▶ TASK TO CARRY OUT: Pull each line containing "Contact" out of the listing below.

▶ EXCERPTED DATA:
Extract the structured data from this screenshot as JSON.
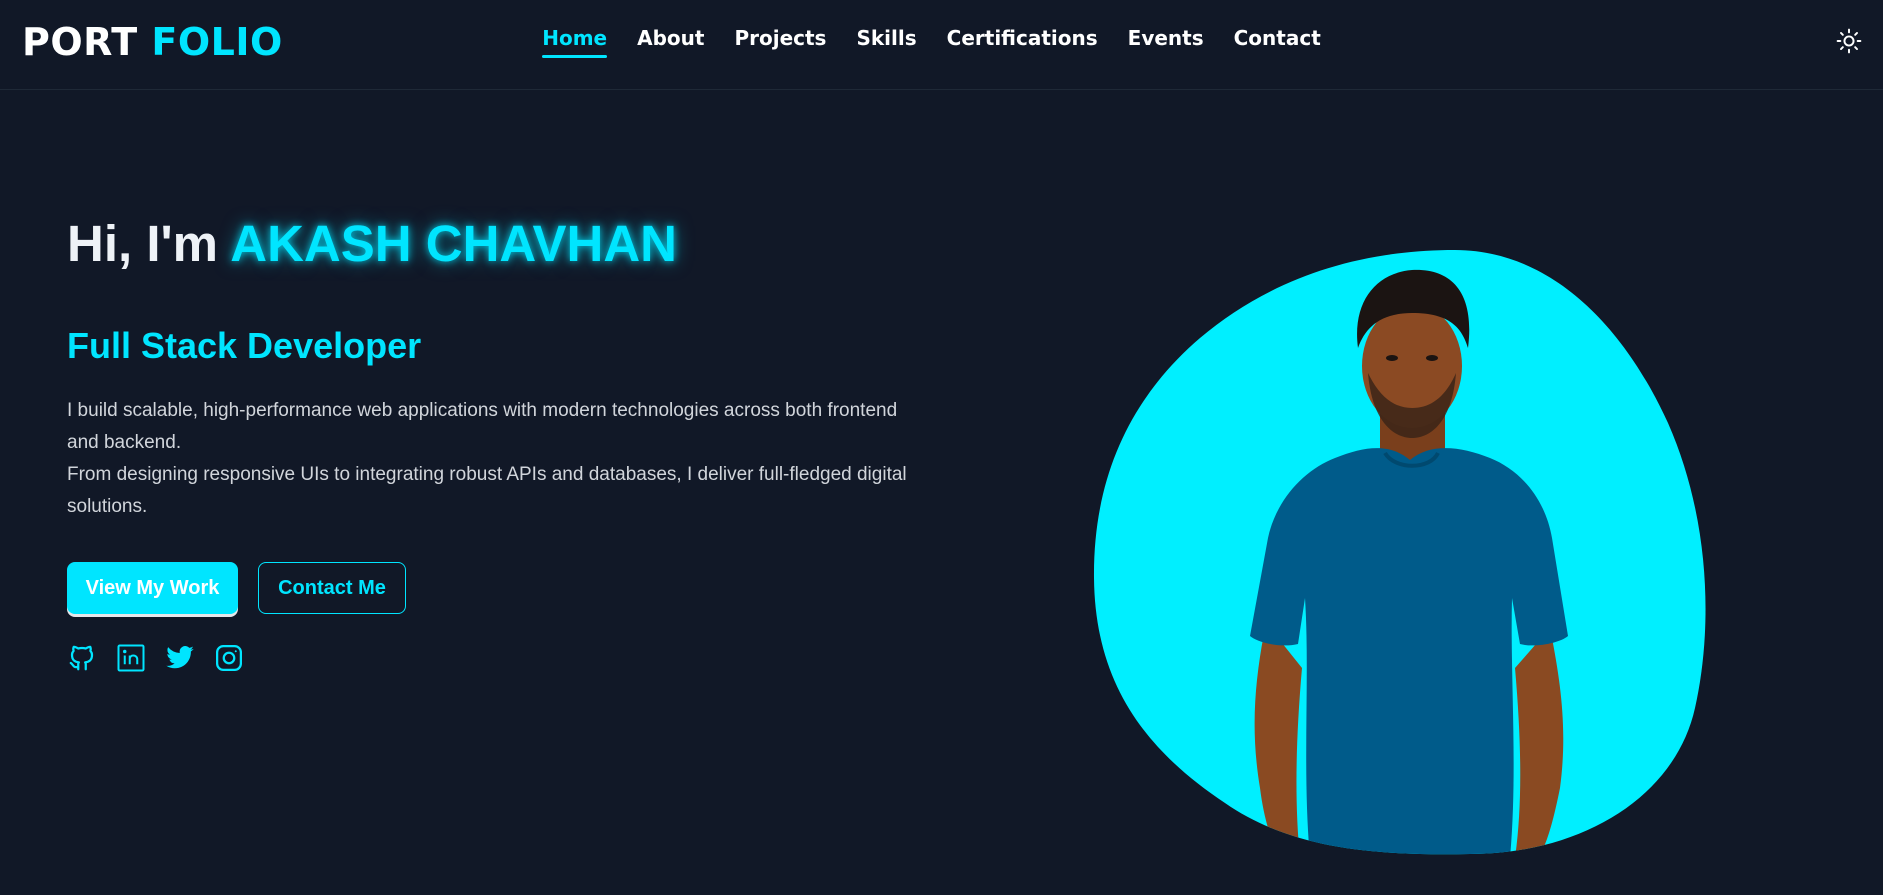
{
  "brand": {
    "part1": "PORT",
    "part2": "FOLIO"
  },
  "nav": {
    "items": [
      {
        "label": "Home",
        "active": true
      },
      {
        "label": "About",
        "active": false
      },
      {
        "label": "Projects",
        "active": false
      },
      {
        "label": "Skills",
        "active": false
      },
      {
        "label": "Certifications",
        "active": false
      },
      {
        "label": "Events",
        "active": false
      },
      {
        "label": "Contact",
        "active": false
      }
    ],
    "theme_toggle_icon": "sun-icon"
  },
  "hero": {
    "greeting": "Hi, I'm",
    "name": "AKASH CHAVHAN",
    "role": "Full Stack Developer",
    "description_line1": "I build scalable, high-performance web applications with modern technologies across both frontend and backend.",
    "description_line2": "From designing responsive UIs to integrating robust APIs and databases, I deliver full-fledged digital solutions.",
    "primary_button": "View My Work",
    "secondary_button": "Contact Me",
    "socials": [
      "github-icon",
      "linkedin-icon",
      "twitter-icon",
      "instagram-icon"
    ]
  },
  "colors": {
    "background": "#111827",
    "accent": "#00e5ff",
    "text": "#ffffff",
    "muted_text": "#d1d5db",
    "shirt": "#005b8a"
  }
}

▶ YOUR SOLUTION:
        "label": "Contact",
    "secondary_button": "Contact Me",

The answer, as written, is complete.